▶ RECORDS FOR THIS EXERCISE:
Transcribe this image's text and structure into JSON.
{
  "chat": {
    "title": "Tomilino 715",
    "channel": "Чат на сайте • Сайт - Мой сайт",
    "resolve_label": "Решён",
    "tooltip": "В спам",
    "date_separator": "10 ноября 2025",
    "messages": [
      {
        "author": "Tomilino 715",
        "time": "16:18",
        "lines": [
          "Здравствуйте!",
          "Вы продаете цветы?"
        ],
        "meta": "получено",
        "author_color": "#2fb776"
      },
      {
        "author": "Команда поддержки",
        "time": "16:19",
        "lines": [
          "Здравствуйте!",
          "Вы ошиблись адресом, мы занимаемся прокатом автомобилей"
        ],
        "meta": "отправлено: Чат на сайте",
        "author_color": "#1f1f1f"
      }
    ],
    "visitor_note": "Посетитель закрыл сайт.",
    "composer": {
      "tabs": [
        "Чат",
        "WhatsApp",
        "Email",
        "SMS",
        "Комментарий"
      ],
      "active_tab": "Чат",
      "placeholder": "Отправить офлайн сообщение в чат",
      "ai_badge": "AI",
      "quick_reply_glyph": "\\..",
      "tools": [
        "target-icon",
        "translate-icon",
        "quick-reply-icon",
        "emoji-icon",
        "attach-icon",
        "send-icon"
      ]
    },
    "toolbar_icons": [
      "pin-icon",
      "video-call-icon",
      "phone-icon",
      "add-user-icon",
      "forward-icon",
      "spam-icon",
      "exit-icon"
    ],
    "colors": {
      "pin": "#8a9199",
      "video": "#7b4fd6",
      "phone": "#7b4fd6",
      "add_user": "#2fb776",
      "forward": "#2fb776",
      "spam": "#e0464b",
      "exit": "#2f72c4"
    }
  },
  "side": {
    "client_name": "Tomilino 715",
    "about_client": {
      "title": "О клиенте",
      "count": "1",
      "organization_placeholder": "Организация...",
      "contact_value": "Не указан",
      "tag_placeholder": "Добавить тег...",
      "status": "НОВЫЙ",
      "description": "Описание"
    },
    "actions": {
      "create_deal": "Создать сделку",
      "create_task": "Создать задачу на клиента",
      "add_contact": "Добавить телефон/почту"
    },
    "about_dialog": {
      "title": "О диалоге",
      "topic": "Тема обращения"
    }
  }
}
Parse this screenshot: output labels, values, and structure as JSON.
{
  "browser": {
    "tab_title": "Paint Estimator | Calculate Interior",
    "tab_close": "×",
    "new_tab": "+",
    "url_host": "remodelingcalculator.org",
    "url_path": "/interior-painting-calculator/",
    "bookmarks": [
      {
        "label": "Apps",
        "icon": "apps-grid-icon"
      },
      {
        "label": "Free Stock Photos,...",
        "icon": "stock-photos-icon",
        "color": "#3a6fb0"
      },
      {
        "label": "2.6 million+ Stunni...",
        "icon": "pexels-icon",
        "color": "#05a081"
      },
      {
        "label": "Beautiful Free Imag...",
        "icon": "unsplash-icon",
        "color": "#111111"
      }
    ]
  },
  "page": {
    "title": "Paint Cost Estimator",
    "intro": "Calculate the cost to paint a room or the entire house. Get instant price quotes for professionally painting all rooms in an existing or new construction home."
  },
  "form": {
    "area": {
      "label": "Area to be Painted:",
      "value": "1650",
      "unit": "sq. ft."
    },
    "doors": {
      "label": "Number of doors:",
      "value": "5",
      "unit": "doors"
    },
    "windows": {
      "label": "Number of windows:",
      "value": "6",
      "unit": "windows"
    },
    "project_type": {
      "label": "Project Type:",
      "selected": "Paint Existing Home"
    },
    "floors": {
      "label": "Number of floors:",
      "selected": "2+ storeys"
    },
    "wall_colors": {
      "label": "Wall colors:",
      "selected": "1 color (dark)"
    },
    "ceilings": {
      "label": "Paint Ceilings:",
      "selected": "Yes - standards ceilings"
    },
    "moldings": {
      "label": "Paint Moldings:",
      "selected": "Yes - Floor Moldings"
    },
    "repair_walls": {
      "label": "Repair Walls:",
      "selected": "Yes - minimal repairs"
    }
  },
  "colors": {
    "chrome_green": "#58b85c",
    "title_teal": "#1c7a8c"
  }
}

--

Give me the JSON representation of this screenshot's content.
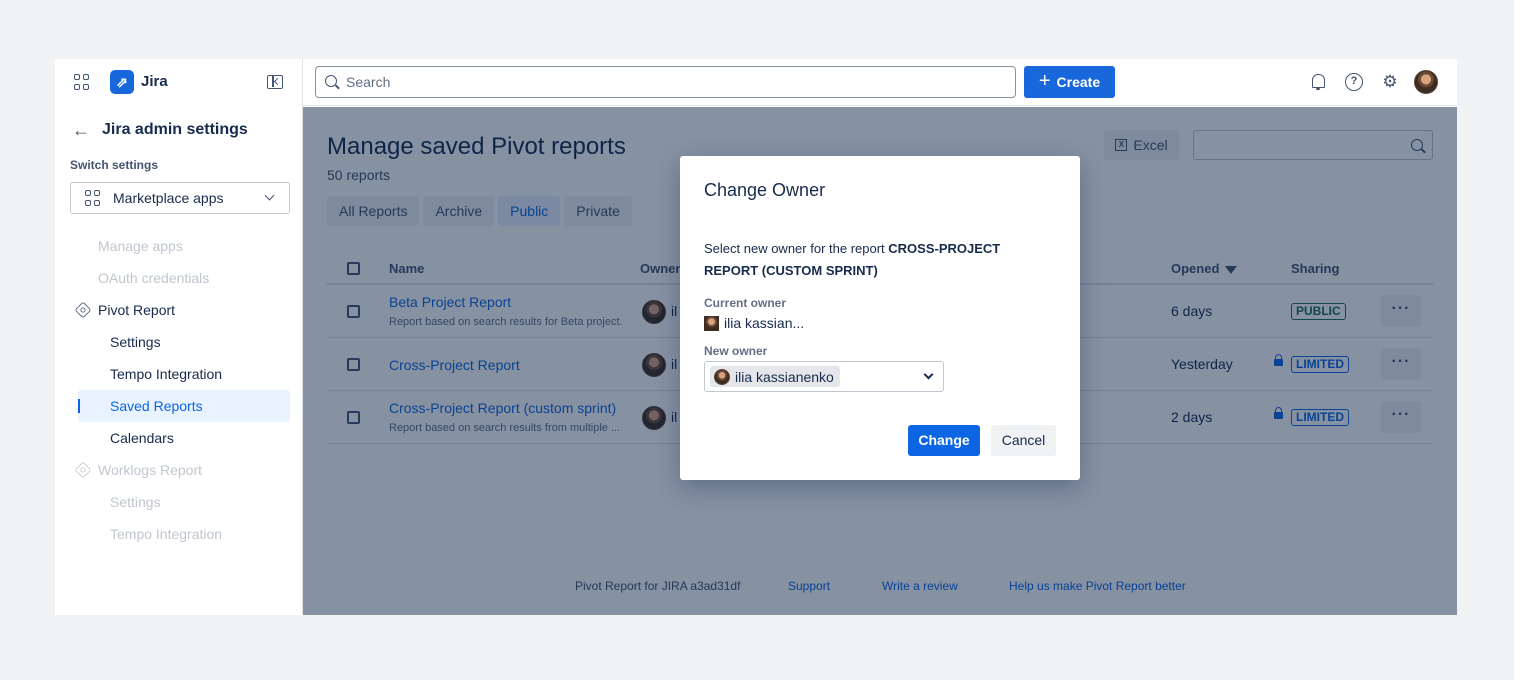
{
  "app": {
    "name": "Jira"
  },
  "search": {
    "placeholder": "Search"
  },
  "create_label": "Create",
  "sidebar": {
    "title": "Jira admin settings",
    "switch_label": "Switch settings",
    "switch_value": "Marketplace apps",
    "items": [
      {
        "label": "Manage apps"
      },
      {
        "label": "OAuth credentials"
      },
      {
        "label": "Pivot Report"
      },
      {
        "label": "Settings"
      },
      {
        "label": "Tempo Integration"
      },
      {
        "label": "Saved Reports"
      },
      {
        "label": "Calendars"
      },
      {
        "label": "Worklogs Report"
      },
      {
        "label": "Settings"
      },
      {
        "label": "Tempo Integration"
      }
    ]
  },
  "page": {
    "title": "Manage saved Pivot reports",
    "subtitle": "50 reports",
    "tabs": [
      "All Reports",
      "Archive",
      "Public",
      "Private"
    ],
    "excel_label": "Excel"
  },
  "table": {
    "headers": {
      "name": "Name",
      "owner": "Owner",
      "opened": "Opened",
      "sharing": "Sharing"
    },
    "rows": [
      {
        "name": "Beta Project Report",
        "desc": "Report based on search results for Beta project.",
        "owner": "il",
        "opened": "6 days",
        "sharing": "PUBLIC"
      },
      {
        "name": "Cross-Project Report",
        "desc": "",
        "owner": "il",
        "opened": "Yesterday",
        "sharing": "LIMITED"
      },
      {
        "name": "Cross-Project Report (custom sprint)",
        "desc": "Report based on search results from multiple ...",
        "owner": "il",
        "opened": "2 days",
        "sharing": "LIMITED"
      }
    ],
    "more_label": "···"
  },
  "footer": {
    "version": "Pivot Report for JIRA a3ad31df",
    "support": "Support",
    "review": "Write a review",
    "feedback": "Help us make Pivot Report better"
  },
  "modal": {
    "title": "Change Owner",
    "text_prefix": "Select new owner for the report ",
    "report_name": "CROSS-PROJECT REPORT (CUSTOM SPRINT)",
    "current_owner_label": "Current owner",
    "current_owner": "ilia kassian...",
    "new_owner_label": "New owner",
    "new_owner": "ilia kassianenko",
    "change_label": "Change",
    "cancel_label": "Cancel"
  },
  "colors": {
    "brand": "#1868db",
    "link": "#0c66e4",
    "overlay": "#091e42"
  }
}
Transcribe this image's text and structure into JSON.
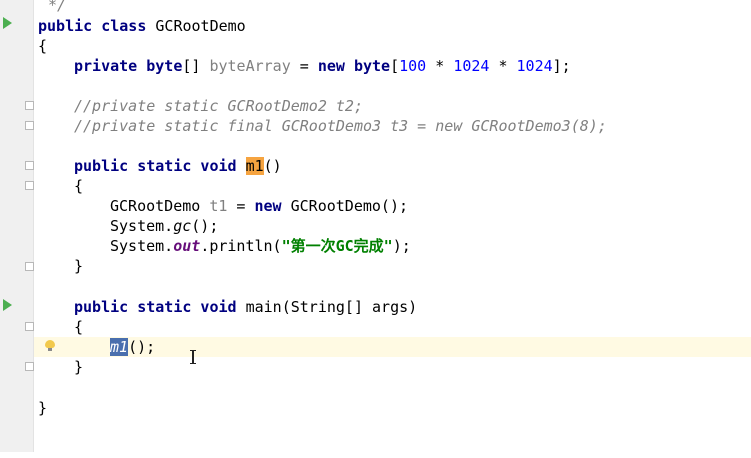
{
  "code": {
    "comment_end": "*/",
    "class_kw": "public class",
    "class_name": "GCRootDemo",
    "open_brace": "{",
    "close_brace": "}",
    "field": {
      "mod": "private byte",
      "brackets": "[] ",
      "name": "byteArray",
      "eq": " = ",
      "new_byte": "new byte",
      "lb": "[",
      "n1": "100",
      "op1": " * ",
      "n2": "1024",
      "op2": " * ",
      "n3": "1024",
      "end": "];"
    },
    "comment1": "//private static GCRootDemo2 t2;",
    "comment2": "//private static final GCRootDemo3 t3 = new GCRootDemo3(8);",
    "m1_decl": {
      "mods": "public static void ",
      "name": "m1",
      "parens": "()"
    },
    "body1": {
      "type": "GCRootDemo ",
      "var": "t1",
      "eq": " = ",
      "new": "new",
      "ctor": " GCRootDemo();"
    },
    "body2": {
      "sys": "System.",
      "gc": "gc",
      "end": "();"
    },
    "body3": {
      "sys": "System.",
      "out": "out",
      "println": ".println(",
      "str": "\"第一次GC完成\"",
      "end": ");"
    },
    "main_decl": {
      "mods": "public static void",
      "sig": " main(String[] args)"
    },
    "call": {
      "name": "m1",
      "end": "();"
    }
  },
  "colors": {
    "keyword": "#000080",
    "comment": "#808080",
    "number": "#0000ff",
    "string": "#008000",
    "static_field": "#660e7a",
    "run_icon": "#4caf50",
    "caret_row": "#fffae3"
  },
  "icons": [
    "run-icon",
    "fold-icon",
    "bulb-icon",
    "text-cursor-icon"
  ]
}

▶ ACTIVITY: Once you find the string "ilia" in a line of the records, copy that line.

▶ EXERCISE RESULT:
    "current_owner": "ilia kassian...",
    "new_owner": "ilia kassianenko",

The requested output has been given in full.